#### [Aim of the exercise]
Where does the string "text" occur in the records below? Copy every line that holds it.
----------
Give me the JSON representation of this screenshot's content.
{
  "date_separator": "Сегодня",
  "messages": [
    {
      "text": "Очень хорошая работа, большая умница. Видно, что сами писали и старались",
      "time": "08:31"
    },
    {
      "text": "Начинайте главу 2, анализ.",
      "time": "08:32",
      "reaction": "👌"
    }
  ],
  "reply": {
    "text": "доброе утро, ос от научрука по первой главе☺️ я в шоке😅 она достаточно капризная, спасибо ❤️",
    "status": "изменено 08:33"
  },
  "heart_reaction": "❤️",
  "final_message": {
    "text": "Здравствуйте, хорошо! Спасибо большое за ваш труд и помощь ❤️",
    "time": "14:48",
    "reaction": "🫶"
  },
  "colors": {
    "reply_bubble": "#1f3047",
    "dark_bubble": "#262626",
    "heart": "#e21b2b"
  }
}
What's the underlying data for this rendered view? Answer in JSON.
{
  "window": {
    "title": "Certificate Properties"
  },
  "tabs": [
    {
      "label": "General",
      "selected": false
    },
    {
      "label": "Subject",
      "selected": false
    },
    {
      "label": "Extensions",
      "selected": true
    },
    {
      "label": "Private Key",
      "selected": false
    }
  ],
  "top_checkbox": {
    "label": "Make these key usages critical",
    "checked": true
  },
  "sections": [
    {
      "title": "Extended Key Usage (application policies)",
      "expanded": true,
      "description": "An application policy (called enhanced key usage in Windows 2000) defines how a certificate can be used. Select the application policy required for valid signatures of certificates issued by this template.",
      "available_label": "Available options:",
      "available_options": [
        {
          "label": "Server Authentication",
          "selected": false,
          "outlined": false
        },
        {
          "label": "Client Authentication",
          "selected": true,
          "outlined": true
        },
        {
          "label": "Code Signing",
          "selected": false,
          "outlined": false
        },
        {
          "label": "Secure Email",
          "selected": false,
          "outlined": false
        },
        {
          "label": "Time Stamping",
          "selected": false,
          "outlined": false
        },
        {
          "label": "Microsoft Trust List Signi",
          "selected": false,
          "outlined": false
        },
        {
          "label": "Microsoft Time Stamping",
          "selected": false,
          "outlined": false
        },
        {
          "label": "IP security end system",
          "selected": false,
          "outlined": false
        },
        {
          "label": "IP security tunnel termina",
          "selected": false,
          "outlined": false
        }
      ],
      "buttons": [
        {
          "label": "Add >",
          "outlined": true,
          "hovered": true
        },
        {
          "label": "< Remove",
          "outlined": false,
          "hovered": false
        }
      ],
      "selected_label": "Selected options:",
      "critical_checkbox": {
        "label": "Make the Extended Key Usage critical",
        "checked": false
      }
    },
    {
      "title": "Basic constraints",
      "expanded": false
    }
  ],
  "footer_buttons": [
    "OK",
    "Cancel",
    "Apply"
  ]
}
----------
#### [Exercise response]
      "text": "Очень хорошая работа, большая умница. Видно, что сами писали и старались",
      "text": "Начинайте главу 2, анализ.",
    "text": "доброе утро, ос от научрука по первой главе☺️ я в шоке😅 она достаточно капризная, спасибо ❤️",
    "text": "Здравствуйте, хорошо! Спасибо большое за ваш труд и помощь ❤️",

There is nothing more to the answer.